■ **TASK INSTRUCTIONS**
Go through the material below, find each line with the word "name", and copy those lines.

┄┄┄┄┄┄┄┄┄┄

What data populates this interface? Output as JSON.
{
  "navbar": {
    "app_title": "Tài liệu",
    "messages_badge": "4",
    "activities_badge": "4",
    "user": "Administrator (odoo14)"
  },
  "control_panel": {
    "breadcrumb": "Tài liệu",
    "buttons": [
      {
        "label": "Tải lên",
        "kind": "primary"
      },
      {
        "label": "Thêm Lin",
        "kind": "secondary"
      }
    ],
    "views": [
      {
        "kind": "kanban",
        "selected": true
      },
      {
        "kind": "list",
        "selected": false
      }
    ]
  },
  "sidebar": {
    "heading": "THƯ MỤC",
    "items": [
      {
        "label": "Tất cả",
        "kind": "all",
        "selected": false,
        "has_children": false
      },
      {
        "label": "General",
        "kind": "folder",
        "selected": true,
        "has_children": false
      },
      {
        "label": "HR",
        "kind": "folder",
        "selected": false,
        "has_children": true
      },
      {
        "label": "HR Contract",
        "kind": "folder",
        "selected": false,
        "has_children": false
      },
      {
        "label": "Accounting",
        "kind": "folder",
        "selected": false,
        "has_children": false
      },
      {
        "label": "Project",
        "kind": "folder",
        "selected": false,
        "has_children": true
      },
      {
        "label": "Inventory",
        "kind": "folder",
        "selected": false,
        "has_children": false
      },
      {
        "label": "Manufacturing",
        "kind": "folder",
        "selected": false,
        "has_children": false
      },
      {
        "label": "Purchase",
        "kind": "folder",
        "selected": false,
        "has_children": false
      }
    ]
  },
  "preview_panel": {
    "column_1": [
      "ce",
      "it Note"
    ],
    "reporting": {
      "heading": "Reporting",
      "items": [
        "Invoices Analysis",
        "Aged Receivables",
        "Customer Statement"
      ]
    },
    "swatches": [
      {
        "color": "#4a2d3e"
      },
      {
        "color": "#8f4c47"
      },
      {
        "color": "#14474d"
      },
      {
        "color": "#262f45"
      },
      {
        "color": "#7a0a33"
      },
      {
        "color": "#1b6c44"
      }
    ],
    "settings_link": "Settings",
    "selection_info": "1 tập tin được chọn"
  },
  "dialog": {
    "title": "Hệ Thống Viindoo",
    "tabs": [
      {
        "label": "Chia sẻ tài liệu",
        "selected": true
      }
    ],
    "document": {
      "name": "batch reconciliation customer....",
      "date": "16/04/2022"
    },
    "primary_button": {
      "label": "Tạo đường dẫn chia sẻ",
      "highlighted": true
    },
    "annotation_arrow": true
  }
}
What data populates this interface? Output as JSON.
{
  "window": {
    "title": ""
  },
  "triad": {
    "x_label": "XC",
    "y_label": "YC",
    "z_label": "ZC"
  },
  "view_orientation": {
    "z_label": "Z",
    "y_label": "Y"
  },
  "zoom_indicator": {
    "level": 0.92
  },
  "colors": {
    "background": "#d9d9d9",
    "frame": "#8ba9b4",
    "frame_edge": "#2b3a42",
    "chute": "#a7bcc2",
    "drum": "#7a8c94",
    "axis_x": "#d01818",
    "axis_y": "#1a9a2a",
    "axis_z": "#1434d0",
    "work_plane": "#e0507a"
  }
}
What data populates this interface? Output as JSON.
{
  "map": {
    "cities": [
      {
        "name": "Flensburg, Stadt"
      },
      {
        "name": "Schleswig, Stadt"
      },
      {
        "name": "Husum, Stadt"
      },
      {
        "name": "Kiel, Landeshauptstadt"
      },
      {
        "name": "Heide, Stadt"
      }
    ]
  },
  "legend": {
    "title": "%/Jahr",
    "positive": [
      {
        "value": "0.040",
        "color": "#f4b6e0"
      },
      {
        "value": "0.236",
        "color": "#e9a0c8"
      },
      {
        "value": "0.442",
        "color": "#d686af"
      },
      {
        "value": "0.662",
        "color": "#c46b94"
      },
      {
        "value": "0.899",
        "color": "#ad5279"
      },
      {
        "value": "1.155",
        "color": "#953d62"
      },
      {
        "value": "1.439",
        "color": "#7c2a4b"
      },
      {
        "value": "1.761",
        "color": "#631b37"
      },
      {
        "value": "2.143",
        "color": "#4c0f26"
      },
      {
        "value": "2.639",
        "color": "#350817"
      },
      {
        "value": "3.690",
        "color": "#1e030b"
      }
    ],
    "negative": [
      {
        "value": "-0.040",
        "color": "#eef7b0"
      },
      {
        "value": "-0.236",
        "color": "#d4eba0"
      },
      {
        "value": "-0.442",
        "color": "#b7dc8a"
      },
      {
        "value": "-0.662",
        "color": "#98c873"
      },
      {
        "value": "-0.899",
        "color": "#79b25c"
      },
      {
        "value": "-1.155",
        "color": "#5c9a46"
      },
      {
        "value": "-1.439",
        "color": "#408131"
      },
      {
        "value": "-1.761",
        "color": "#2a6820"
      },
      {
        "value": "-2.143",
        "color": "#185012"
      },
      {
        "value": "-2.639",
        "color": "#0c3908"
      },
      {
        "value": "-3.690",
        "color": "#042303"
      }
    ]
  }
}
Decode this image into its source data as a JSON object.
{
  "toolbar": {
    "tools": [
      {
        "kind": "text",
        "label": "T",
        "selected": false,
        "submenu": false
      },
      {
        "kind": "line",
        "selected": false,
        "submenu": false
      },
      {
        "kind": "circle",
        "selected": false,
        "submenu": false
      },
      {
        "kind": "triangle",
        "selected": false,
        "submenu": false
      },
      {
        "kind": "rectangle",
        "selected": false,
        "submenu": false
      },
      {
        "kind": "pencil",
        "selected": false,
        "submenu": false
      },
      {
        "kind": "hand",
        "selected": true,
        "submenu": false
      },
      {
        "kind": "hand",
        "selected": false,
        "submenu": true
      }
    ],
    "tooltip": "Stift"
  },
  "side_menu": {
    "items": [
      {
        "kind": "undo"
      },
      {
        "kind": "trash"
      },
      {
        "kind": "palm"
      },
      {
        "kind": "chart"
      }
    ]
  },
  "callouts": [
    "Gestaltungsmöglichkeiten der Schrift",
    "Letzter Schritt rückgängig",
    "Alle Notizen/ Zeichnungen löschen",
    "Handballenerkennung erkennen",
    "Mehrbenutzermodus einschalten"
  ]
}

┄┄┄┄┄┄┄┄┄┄

■ **TASK RESPONSE**
      "name": "batch reconciliation customer....",
        "name": "Flensburg, Stadt"
        "name": "Schleswig, Stadt"
        "name": "Husum, Stadt"
        "name": "Kiel, Landeshauptstadt"
        "name": "Heide, Stadt"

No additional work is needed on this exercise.